Ideology has replaced common sense in the attempt by right wingers in Congress to destroy federal funding for senior volunteer programs across the country. This is especially so in the House of Representatives, where the new Tea Party members have intimidated the Republican leadership into indiscriminately cutting what they call “wasteful spending,” this being defined as any programs to which they are ideologically opposed.
Cutting Service Programs
So now we have HR 1, the Continuing Resolution for fiscal year 2011 passed by the House of Representatives on February 19, 2011, which eliminates $1.4 billion in federal funds for programs that encourage people to serve in their communities.

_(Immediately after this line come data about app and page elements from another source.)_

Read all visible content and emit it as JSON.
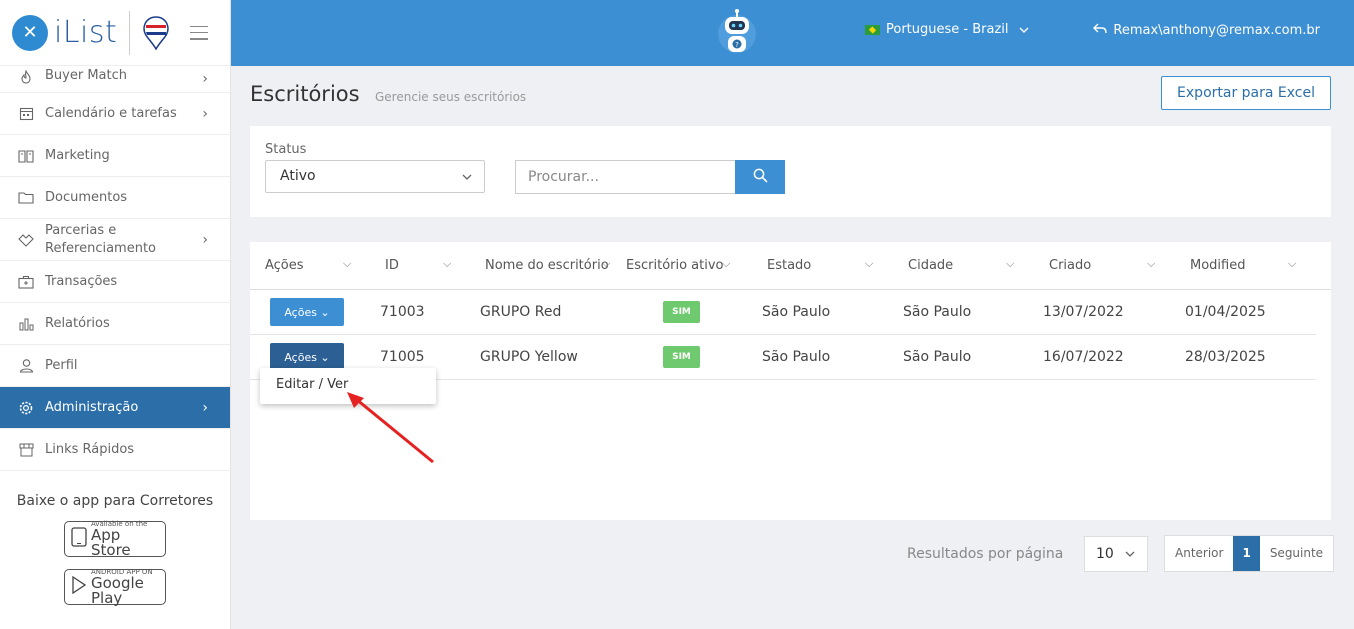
{
  "brand": {
    "name": "iList"
  },
  "sidebar": {
    "items": [
      {
        "label": "Buyer Match",
        "icon": "fire-icon",
        "chevron": true
      },
      {
        "label": "Calendário e tarefas",
        "icon": "calendar-icon",
        "chevron": true
      },
      {
        "label": "Marketing",
        "icon": "book-icon",
        "chevron": false
      },
      {
        "label": "Documentos",
        "icon": "folder-icon",
        "chevron": false
      },
      {
        "label": "Parcerias e Referenciamento",
        "icon": "handshake-icon",
        "chevron": true
      },
      {
        "label": "Transações",
        "icon": "briefcase-icon",
        "chevron": false
      },
      {
        "label": "Relatórios",
        "icon": "bar-chart-icon",
        "chevron": false
      },
      {
        "label": "Perfil",
        "icon": "user-icon",
        "chevron": false
      },
      {
        "label": "Administração",
        "icon": "gear-icon",
        "chevron": true,
        "active": true
      },
      {
        "label": "Links Rápidos",
        "icon": "store-icon",
        "chevron": false
      }
    ],
    "app_promo": "Baixe o app para Corretores",
    "appstore_small": "Available on the",
    "appstore_big": "App Store",
    "googleplay_small": "ANDROID APP ON",
    "googleplay_big": "Google Play"
  },
  "header": {
    "language": "Portuguese - Brazil",
    "user": "Remax\\anthony@remax.com.br"
  },
  "page": {
    "title": "Escritórios",
    "subtitle": "Gerencie seus escritórios",
    "export_label": "Exportar para Excel"
  },
  "filters": {
    "status_label": "Status",
    "status_value": "Ativo",
    "search_placeholder": "Procurar..."
  },
  "table": {
    "columns": [
      "Ações",
      "ID",
      "Nome do escritório",
      "Escritório ativo",
      "Estado",
      "Cidade",
      "Criado",
      "Modified"
    ],
    "rows": [
      {
        "actions": "Ações",
        "id": "71003",
        "name": "GRUPO Red",
        "active": "SIM",
        "state": "São Paulo",
        "city": "São Paulo",
        "created": "13/07/2022",
        "modified": "01/04/2025"
      },
      {
        "actions": "Ações",
        "id": "71005",
        "name": "GRUPO Yellow",
        "active": "SIM",
        "state": "São Paulo",
        "city": "São Paulo",
        "created": "16/07/2022",
        "modified": "28/03/2025"
      }
    ],
    "dropdown_item": "Editar / Ver"
  },
  "pagination": {
    "per_page_label": "Resultados por página",
    "per_page_value": "10",
    "prev": "Anterior",
    "current": "1",
    "next": "Seguinte"
  },
  "colors": {
    "header": "#3d8fd4",
    "active_nav": "#2c6fa8",
    "badge_green": "#6fca6f",
    "arrow": "#e52222"
  }
}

These include the Corporation for National and Community Service (CNCS) and the programs it administers, the Retired & Senior Volunteer Program, the Foster Grandparent Program, and the Senior Companion Program (collectively the “Senior Corps”) as well as AmeriCorps, VISTA, Habitat for Humanity, City Year, and Teach for America.
CNCS is an independent federal department in the Executive Branch. Senior Corps is a very important collection of programs under CNCS that is slated for elimination under HR 1. Ending CNCS programs would eliminate Senior Corps - resulting in the “firing” of more than 450,000 senior volunteers nationwide, depleting vital services to people, young and old, who rely on them.

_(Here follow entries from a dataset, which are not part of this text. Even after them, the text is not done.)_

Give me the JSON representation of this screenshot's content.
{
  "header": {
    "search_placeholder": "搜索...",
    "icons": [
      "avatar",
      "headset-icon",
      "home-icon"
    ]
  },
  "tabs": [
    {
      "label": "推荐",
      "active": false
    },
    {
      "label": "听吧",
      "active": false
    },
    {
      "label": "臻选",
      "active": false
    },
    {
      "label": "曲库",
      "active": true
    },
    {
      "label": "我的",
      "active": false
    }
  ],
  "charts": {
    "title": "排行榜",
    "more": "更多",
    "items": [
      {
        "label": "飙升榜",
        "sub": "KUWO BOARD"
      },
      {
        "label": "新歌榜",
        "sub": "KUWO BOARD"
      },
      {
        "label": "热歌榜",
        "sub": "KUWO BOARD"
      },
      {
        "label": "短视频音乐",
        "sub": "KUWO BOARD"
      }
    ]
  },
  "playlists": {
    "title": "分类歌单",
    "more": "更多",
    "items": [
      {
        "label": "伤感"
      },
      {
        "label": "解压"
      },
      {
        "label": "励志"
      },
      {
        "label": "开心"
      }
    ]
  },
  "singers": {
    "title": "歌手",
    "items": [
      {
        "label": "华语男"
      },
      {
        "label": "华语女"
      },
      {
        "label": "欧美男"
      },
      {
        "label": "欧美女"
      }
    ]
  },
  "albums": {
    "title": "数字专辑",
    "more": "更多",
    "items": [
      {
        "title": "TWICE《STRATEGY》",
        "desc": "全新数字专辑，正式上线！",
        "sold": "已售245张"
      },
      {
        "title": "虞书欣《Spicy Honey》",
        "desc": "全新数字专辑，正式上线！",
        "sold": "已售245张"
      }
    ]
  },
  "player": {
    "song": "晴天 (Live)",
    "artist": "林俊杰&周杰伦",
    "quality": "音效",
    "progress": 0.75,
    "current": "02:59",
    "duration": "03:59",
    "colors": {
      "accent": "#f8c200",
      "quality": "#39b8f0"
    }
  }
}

These cuts make no sense. They are a prime example of a false economy – eliminating many human service programs to save a pittance in funds. Some examples:
In 2010, nearly 660 AmeriCorps members assigned to Habitat for Humanity helped recruit and supervise 200,000 community volunteers to build 3,600 homes for low-income families. Eliminating funding for AmeriCorps means Habitat for Humanity will find it difficult to finance projects and recruit volunteers. The result will be fewer houses built, all for a savings of about $4 million.
Teach for America, losing its grant from AmeriCorps, means it would have to reduce by about 500 the corps of recent college graduates that it trains to help raise achievement in low-income schools. And the loss of the $5,000 educational stipend for AmeriCorps participants at the end of their service would make recruiting more difficult. Total savings: $11 million.
City Year has 1,800 trained young people working with at-risk students in school districts with high dropout rates in 20 cities. Their living expenses are paid for almost entirely with a grant the group receives from AmeriCorps. Without that money, City Year may have to shut down entirely. Total saving: $21.5 million.
RSVP Essential for the City
In New York City, the Retired and Senior Volunteer Program (RSVP), created and operated since 1966 by the Community Service Society, delivers critical services throughout the five boroughs designed to meet pressing local needs. RSVP volunteers, ranging in age from 55 to 101, provide an invaluable service and save the city and service organizations millions of dollars. RSVP is an essential component of life for millions of New Yorkers. Every day, New York City’s RSVP volunteers make a profound difference in their communities and improve the quality of life for all New Yorkers.
RSVP volunteers assist New Yorkers in gaining basic money management skills, mentor children of incarcerated parents and at-risk youth, reduce the rate of recidivism by assisting the formerly incarcerated in removing barriers to gainful employment, provide literacy services to children and adults, assist at soup kitchens and food pantries providing meals and food packages to the poor, and deliver meals and provide companionship to the homebound, among many other services.
The impact on New York City with the elimination of RSVP would be profound. In 2010, over 5,600 RSVP volunteers contributed close to one million hours of service. The program is tremendously cost-effective. The yearly cost in federal funding to field one RSVP volunteer is $162. While the federal cost per volunteer hour is $0.93, the value of the volunteers’ hours, calculated at the minimum wage, exceeds $7.2 million.
Elimination of RSVP from the federal budget would have an enormous impact on New York City: 144 health-related community organizations would lose the services of 1,840 RSVP volunteers; 134 social services programs would lose the services of 1,442 RSVP volunteers; and 68 community partners providing services for older adults would lose the services of 1,322 RSVP volunteers.
The elimination of CNCS and/or Senior Corps and the funds associated with those programs would have a drastic effect on millions of people all over the U.S., including our own communities in New York City. We must convey this message to New York’s senators, Charles Schumer and Kirsten Gillibrand, and to all member of the Senate to ensure that they reject the folly of these budget cuts.
David R. Jones is president and CEO of the Community Service Society (CSS), the leading voice on behalf of low-income New Yorkers for over 165 years. The views expressed in this column are solely those of the writer. The Urban Agenda is available on CSS’s website: www.cssny.org.